▶ **Exercise description**:
Give the number of lines in the records below that include the word "Divisional", and add nothing to it.

▶ **Provided entries**:
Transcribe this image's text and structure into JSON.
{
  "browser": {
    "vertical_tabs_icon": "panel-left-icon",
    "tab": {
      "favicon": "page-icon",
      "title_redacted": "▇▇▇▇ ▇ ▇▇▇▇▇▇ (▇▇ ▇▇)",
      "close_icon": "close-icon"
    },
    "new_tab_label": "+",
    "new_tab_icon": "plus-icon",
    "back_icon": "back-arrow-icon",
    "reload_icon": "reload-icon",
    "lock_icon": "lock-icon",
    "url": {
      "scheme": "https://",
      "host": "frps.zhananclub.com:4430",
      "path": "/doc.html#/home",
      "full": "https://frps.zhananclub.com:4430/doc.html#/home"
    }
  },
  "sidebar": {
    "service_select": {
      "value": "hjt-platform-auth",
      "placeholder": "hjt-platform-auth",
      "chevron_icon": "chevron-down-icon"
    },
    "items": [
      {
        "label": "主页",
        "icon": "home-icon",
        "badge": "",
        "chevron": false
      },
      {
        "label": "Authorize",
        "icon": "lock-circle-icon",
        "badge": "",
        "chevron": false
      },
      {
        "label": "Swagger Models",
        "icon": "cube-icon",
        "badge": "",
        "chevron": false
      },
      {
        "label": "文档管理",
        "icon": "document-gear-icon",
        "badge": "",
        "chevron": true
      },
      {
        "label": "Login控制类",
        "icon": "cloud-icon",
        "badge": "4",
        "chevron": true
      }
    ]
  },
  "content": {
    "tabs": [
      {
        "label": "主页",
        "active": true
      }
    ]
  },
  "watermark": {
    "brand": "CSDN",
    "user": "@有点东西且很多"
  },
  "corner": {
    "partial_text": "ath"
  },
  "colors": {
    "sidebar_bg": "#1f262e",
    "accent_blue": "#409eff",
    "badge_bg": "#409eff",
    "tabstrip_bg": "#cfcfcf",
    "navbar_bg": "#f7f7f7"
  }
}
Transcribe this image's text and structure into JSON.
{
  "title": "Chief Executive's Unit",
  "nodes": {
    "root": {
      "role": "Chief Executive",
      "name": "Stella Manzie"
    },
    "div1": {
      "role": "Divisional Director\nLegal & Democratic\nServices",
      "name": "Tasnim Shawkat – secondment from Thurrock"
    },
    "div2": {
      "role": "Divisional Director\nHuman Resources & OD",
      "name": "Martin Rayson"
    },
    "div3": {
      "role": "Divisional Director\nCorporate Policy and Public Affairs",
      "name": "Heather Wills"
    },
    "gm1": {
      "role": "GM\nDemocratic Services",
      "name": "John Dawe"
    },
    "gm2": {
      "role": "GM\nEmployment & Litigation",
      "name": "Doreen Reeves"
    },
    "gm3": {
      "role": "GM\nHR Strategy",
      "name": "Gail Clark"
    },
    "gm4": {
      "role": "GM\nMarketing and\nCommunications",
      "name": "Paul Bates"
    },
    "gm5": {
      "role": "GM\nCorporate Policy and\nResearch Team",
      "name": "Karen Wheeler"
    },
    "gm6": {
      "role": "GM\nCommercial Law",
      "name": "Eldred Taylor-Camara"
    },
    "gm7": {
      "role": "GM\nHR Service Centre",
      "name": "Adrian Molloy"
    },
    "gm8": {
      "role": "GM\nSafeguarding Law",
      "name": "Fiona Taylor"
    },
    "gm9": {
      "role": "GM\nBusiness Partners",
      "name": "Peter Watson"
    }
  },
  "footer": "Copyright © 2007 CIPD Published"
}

▶ **Task response**:
3